A full, exact copy of the records below is the required answer.

RECORDS SUPPLIED:
+-------+
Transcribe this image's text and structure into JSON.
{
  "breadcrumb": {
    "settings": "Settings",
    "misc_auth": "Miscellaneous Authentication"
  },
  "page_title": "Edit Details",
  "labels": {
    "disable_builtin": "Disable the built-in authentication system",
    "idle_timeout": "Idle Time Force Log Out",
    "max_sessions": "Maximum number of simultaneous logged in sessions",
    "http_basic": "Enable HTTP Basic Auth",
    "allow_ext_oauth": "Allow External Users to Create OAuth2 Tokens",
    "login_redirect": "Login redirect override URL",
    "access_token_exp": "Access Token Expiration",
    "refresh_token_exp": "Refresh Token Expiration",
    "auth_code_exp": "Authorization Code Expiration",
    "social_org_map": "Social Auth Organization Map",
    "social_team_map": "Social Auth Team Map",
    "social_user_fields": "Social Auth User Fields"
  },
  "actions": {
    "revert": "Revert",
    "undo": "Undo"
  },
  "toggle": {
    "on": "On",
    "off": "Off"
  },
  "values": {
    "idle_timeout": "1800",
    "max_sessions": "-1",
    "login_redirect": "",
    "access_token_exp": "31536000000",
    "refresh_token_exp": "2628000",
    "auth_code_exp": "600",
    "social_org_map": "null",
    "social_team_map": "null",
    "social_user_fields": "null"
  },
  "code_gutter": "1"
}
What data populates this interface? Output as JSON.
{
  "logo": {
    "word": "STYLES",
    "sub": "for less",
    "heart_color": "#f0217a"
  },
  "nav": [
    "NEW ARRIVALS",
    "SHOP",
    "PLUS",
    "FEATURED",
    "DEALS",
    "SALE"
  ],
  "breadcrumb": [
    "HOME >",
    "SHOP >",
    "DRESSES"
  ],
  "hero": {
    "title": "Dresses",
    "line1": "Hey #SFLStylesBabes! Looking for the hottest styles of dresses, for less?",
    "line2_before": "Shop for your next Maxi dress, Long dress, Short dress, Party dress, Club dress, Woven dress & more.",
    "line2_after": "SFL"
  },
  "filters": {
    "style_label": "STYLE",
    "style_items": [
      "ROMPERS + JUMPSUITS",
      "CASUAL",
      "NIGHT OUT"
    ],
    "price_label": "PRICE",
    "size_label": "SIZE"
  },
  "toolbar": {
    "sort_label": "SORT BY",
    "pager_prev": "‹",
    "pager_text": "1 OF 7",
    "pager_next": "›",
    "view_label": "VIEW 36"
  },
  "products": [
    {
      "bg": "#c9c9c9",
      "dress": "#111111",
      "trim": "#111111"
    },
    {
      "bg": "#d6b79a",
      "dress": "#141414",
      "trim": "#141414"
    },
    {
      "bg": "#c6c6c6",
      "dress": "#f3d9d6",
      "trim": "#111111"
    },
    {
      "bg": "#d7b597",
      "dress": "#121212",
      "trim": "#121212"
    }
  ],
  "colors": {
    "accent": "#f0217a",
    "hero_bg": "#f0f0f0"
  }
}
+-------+
RESULT OF THIS TASK:
Transcribe this image's text and structure into JSON.
{
  "breadcrumb": {
    "settings": "Settings",
    "misc_auth": "Miscellaneous Authentication"
  },
  "page_title": "Edit Details",
  "labels": {
    "disable_builtin": "Disable the built-in authentication system",
    "idle_timeout": "Idle Time Force Log Out",
    "max_sessions": "Maximum number of simultaneous logged in sessions",
    "http_basic": "Enable HTTP Basic Auth",
    "allow_ext_oauth": "Allow External Users to Create OAuth2 Tokens",
    "login_redirect": "Login redirect override URL",
    "access_token_exp": "Access Token Expiration",
    "refresh_token_exp": "Refresh Token Expiration",
    "auth_code_exp": "Authorization Code Expiration",
    "social_org_map": "Social Auth Organization Map",
    "social_team_map": "Social Auth Team Map",
    "social_user_fields": "Social Auth User Fields"
  },
  "actions": {
    "revert": "Revert",
    "undo": "Undo"
  },
  "toggle": {
    "on": "On",
    "off": "Off"
  },
  "values": {
    "idle_timeout": "1800",
    "max_sessions": "-1",
    "login_redirect": "",
    "access_token_exp": "31536000000",
    "refresh_token_exp": "2628000",
    "auth_code_exp": "600",
    "social_org_map": "null",
    "social_team_map": "null",
    "social_user_fields": "null"
  },
  "code_gutter": "1"
}
What data populates this interface? Output as JSON.
{
  "logo": {
    "word": "STYLES",
    "sub": "for less",
    "heart_color": "#f0217a"
  },
  "nav": [
    "NEW ARRIVALS",
    "SHOP",
    "PLUS",
    "FEATURED",
    "DEALS",
    "SALE"
  ],
  "breadcrumb": [
    "HOME >",
    "SHOP >",
    "DRESSES"
  ],
  "hero": {
    "title": "Dresses",
    "line1": "Hey #SFLStylesBabes! Looking for the hottest styles of dresses, for less?",
    "line2_before": "Shop for your next Maxi dress, Long dress, Short dress, Party dress, Club dress, Woven dress & more.",
    "line2_after": "SFL"
  },
  "filters": {
    "style_label": "STYLE",
    "style_items": [
      "ROMPERS + JUMPSUITS",
      "CASUAL",
      "NIGHT OUT"
    ],
    "price_label": "PRICE",
    "size_label": "SIZE"
  },
  "toolbar": {
    "sort_label": "SORT BY",
    "pager_prev": "‹",
    "pager_text": "1 OF 7",
    "pager_next": "›",
    "view_label": "VIEW 36"
  },
  "products": [
    {
      "bg": "#c9c9c9",
      "dress": "#111111",
      "trim": "#111111"
    },
    {
      "bg": "#d6b79a",
      "dress": "#141414",
      "trim": "#141414"
    },
    {
      "bg": "#c6c6c6",
      "dress": "#f3d9d6",
      "trim": "#111111"
    },
    {
      "bg": "#d7b597",
      "dress": "#121212",
      "trim": "#121212"
    }
  ],
  "colors": {
    "accent": "#f0217a",
    "hero_bg": "#f0f0f0"
  }
}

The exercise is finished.